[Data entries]
++++++

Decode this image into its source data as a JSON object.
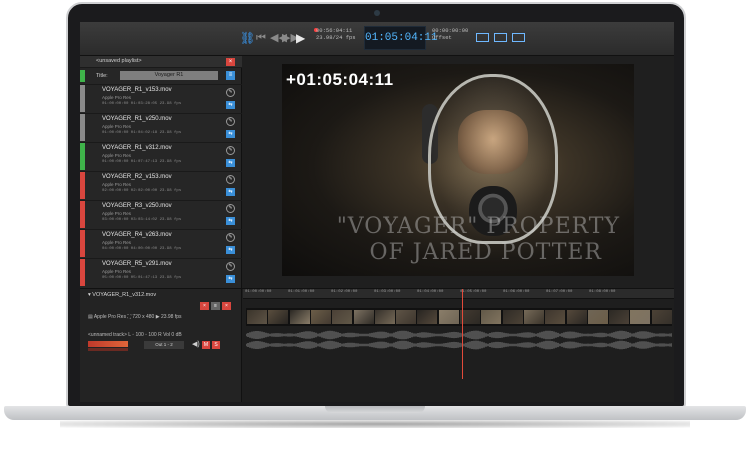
{
  "toolbar": {
    "link_icon": "link-icon",
    "tc_small_a_1": "00:56:04:11",
    "tc_small_a_2": "23.98/24 fps",
    "main_timecode": "01:05:04:11",
    "tc_small_b_1": "00:00:00:00",
    "tc_small_b_2": "Offset"
  },
  "playlist": {
    "header": "<unsaved playlist>",
    "close_label": "×",
    "title_label": "Title:",
    "title_value": "Voyager R1",
    "title_button": "≡",
    "clips": [
      {
        "name": "VOYAGER_R1_v153.mov",
        "codec": "Apple Pro Res",
        "meta": "01:00:00:00   01:03:28:05   23.98 fps",
        "flag": "#8a8a8a"
      },
      {
        "name": "VOYAGER_R1_v250.mov",
        "codec": "Apple Pro Res",
        "meta": "01:00:00:00   01:04:02:18   23.98 fps",
        "flag": "#8a8a8a"
      },
      {
        "name": "VOYAGER_R1_v312.mov",
        "codec": "Apple Pro Res",
        "meta": "01:00:00:00   01:07:47:13   23.98 fps",
        "flag": "#3fb34a"
      },
      {
        "name": "VOYAGER_R2_v153.mov",
        "codec": "Apple Pro Res",
        "meta": "02:00:00:00   02:02:00:00   23.98 fps",
        "flag": "#d9463e"
      },
      {
        "name": "VOYAGER_R3_v250.mov",
        "codec": "Apple Pro Res",
        "meta": "03:00:00:00   03:03:14:02   23.98 fps",
        "flag": "#d9463e"
      },
      {
        "name": "VOYAGER_R4_v263.mov",
        "codec": "Apple Pro Res",
        "meta": "04:00:00:00   04:00:00:00   23.98 fps",
        "flag": "#d9463e"
      },
      {
        "name": "VOYAGER_R5_v291.mov",
        "codec": "Apple Pro Res",
        "meta": "05:00:00:00   05:01:47:13   23.98 fps",
        "flag": "#d9463e"
      }
    ]
  },
  "viewer": {
    "timecode_overlay": "+01:05:04:11",
    "watermark_line1": "\"VOYAGER\" PROPERTY",
    "watermark_line2": "OF JARED POTTER"
  },
  "timeline": {
    "clip_name": "▾  VOYAGER_R1_v312.mov",
    "btn_x": "×",
    "btn_g": "≡",
    "btn_x2": "×",
    "codec_row": "▤    Apple Pro Res          ⛶  720 x 480          ▶  23.98 fps",
    "tracks_row": "<unnamed track>          L ◦ 100  ◦ 100  R    Vol       0 dB",
    "out_label": "Out 1 - 2",
    "speaker": "◀)",
    "mute": "M",
    "solo": "S",
    "ruler_ticks": [
      "01:00:00:00",
      "01:01:00:00",
      "01:02:00:00",
      "01:03:00:00",
      "01:04:00:00",
      "01:05:00:00",
      "01:06:00:00",
      "01:07:00:00",
      "01:08:00:00"
    ]
  }
}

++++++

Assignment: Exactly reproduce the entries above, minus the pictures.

Completed task:
Decode this image into its source data as a JSON object.
{
  "toolbar": {
    "link_icon": "link-icon",
    "tc_small_a_1": "00:56:04:11",
    "tc_small_a_2": "23.98/24 fps",
    "main_timecode": "01:05:04:11",
    "tc_small_b_1": "00:00:00:00",
    "tc_small_b_2": "Offset"
  },
  "playlist": {
    "header": "<unsaved playlist>",
    "close_label": "×",
    "title_label": "Title:",
    "title_value": "Voyager R1",
    "title_button": "≡",
    "clips": [
      {
        "name": "VOYAGER_R1_v153.mov",
        "codec": "Apple Pro Res",
        "meta": "01:00:00:00   01:03:28:05   23.98 fps",
        "flag": "#8a8a8a"
      },
      {
        "name": "VOYAGER_R1_v250.mov",
        "codec": "Apple Pro Res",
        "meta": "01:00:00:00   01:04:02:18   23.98 fps",
        "flag": "#8a8a8a"
      },
      {
        "name": "VOYAGER_R1_v312.mov",
        "codec": "Apple Pro Res",
        "meta": "01:00:00:00   01:07:47:13   23.98 fps",
        "flag": "#3fb34a"
      },
      {
        "name": "VOYAGER_R2_v153.mov",
        "codec": "Apple Pro Res",
        "meta": "02:00:00:00   02:02:00:00   23.98 fps",
        "flag": "#d9463e"
      },
      {
        "name": "VOYAGER_R3_v250.mov",
        "codec": "Apple Pro Res",
        "meta": "03:00:00:00   03:03:14:02   23.98 fps",
        "flag": "#d9463e"
      },
      {
        "name": "VOYAGER_R4_v263.mov",
        "codec": "Apple Pro Res",
        "meta": "04:00:00:00   04:00:00:00   23.98 fps",
        "flag": "#d9463e"
      },
      {
        "name": "VOYAGER_R5_v291.mov",
        "codec": "Apple Pro Res",
        "meta": "05:00:00:00   05:01:47:13   23.98 fps",
        "flag": "#d9463e"
      }
    ]
  },
  "viewer": {
    "timecode_overlay": "+01:05:04:11",
    "watermark_line1": "\"VOYAGER\" PROPERTY",
    "watermark_line2": "OF JARED POTTER"
  },
  "timeline": {
    "clip_name": "▾  VOYAGER_R1_v312.mov",
    "btn_x": "×",
    "btn_g": "≡",
    "btn_x2": "×",
    "codec_row": "▤    Apple Pro Res          ⛶  720 x 480          ▶  23.98 fps",
    "tracks_row": "<unnamed track>          L ◦ 100  ◦ 100  R    Vol       0 dB",
    "out_label": "Out 1 - 2",
    "speaker": "◀)",
    "mute": "M",
    "solo": "S",
    "ruler_ticks": [
      "01:00:00:00",
      "01:01:00:00",
      "01:02:00:00",
      "01:03:00:00",
      "01:04:00:00",
      "01:05:00:00",
      "01:06:00:00",
      "01:07:00:00",
      "01:08:00:00"
    ]
  }
}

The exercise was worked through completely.